A pair of two dependent instructions are first compared against a set of criteria. For example, either the first source or destination operand must be a register and the second source operand (if one exists) must be an immediate value or a non-RIP-relative memory. Fusion replaces the two instructions with a single instruction representing both operations behaviorally.

Fusion is done on compare flag-modifying instruction (e.g., CMP or ADD) with a subsequent conditional jump instruction. The produced output is a single single operation-and-branch instruction.

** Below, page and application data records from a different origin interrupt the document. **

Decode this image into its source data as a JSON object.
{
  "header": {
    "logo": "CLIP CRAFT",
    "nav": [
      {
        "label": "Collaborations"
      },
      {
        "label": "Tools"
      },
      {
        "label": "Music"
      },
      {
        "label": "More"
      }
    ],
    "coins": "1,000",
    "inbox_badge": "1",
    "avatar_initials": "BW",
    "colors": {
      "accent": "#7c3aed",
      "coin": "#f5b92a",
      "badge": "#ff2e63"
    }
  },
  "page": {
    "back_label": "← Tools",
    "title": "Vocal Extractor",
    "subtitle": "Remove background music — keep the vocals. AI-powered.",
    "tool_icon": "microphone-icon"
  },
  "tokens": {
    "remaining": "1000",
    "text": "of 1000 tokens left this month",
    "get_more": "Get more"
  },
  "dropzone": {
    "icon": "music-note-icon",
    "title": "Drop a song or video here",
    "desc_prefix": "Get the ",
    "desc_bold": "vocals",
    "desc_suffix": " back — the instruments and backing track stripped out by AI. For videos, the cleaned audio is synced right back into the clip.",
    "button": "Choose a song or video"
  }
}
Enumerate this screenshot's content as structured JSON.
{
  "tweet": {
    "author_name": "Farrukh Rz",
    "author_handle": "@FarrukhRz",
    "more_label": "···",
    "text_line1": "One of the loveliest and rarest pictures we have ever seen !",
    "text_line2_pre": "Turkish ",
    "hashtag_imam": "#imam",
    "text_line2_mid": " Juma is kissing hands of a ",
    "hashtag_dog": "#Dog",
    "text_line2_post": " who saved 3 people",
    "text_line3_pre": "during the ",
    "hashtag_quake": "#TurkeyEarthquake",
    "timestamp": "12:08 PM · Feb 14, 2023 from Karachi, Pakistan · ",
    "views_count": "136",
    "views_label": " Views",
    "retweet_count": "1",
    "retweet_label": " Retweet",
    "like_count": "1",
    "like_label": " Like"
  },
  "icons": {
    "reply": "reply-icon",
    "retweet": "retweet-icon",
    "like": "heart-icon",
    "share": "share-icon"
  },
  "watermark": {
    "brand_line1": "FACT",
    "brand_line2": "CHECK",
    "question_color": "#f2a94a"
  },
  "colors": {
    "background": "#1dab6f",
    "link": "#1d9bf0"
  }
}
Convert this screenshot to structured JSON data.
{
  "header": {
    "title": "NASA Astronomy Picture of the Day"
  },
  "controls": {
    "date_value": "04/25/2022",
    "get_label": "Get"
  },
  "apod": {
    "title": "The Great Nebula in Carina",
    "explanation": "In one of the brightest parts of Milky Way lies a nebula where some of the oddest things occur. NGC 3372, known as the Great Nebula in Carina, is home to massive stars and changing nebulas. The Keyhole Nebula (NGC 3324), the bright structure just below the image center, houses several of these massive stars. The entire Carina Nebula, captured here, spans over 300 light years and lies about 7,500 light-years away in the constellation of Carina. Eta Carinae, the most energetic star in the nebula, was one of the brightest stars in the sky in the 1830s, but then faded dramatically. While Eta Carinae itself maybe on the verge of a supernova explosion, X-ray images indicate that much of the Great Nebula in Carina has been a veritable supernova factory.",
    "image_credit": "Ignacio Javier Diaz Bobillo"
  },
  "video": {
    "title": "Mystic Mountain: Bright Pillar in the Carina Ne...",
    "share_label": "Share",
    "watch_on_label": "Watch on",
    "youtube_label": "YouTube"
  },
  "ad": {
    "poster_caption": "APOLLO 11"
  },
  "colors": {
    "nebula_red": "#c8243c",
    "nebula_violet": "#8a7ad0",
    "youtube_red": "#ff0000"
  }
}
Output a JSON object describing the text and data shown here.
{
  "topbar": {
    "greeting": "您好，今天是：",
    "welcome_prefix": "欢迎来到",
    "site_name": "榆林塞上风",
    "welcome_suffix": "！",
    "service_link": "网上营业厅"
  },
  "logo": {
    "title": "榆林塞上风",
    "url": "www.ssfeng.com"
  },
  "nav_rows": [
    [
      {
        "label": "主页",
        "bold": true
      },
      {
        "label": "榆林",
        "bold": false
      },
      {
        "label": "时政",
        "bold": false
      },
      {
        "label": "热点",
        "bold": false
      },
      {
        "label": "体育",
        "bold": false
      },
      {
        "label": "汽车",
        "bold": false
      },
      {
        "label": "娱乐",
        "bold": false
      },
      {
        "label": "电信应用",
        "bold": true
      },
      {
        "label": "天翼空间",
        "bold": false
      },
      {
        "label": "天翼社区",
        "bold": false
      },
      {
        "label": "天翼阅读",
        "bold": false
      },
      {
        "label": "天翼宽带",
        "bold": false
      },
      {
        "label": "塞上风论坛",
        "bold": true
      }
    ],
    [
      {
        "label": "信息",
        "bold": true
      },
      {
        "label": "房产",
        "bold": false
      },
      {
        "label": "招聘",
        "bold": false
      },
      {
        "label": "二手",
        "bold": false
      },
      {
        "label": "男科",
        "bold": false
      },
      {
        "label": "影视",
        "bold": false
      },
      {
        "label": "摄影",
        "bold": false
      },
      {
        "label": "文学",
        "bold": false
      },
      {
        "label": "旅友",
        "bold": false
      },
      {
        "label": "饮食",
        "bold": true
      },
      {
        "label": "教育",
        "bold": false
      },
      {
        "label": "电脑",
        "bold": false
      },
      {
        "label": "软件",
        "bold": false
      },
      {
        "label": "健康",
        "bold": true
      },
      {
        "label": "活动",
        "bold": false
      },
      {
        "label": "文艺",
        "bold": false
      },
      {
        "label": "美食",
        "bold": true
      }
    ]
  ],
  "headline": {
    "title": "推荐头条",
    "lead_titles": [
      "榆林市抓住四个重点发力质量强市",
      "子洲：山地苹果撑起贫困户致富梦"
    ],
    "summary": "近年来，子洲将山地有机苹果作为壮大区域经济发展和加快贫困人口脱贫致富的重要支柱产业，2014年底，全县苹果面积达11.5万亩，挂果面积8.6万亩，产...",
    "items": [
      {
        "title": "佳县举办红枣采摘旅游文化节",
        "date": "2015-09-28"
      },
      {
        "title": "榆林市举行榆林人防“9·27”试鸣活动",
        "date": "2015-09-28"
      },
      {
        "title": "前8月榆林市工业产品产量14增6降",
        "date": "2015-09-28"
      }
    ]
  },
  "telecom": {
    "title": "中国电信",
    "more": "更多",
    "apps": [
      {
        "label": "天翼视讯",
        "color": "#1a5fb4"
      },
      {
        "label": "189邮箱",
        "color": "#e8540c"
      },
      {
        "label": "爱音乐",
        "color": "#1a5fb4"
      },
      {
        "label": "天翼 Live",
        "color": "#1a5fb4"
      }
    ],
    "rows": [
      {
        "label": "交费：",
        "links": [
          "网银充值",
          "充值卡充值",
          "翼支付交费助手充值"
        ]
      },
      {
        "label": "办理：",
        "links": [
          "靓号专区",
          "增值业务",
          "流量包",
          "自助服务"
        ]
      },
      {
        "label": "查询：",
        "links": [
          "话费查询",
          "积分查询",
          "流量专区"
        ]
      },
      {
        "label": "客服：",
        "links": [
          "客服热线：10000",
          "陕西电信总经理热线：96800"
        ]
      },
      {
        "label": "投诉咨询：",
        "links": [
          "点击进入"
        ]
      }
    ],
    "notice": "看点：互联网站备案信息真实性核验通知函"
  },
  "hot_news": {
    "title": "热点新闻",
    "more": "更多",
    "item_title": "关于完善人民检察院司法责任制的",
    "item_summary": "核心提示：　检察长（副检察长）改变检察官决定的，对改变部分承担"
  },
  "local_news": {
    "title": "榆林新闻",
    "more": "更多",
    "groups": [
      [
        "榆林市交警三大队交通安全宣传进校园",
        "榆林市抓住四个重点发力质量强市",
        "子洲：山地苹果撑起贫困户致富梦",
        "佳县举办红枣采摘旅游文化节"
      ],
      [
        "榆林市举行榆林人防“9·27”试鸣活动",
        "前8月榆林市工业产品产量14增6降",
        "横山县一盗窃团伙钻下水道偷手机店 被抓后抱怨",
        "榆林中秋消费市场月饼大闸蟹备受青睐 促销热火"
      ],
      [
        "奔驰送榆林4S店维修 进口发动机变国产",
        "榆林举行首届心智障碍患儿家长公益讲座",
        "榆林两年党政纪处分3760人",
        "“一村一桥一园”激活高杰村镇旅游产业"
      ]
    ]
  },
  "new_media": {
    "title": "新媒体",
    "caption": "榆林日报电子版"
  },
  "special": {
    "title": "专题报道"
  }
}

The final fused instruction remains as such for its remaining lifetime; that is the fused instruction will stay fused throughout the pipeline until execution units where it may be executed on a single port or dual-issued on two appropriate ports.

  • Two instructions must be right next to each other, with no other instruction in between
  • First instruction must be one of the following: CMP, TEST, ADD, SUB, INC, DEC, or AND.
  • Second instruction must be a conditional jump (e.g., JA, JAE, JE, JNE)
  • Fusion cannot take place if the first instruction ends on byte 63 of a cache line and the second instruction starts at byte 0 of the next line.

Additionally, only up to 1 macrofusion can take place each cycle. If there it's possible to perform 2 macrofusions, only the first pair will be fused. The second pair will continue unfused.


Prior limitations[edit]

Nehalem µarch limitations[edit]

In Nehalem, Intel introduced a number of enhancements:

Core µarch limitations[edit]

The original implementation in the Core microarchitecture was much more limited than in recent processors.

  • First instruction must be one of the following: CMP and TEST
  • Macro Fusion is restricted to 16-bit and 32-bit mode only (including 32-bit compatibility sub-mode in x86-64).
  • CMP and TEST can fuse when comparing:
    • REG-REG. (e.g, CMP EAX,ECX; JZ label)
    • REG-IMM. (e.g., CMP EAX,0x80; JZ label)
    • REG-MEM. (e.g., CMP EAX,[ECX]; JZ label)
    • MEM-REG. (e.g., CMP [EAX],ECX; JZ label)
  • CMP and TEST can not be fused when comparing MEM-IMM (e.g. CMP [EAX],0x80; JZ label)
  • TEST can fused with all conditional jumps
  • CMP can only be fused with Carry Flag (CF) / Zero Flag (ZF) conditional jumps: JA, JNBE, JAE, JNB, JNC, JE, JZ, JNA, JBE, JNAE, JC, JB, JNE, JNZ

See also[edit]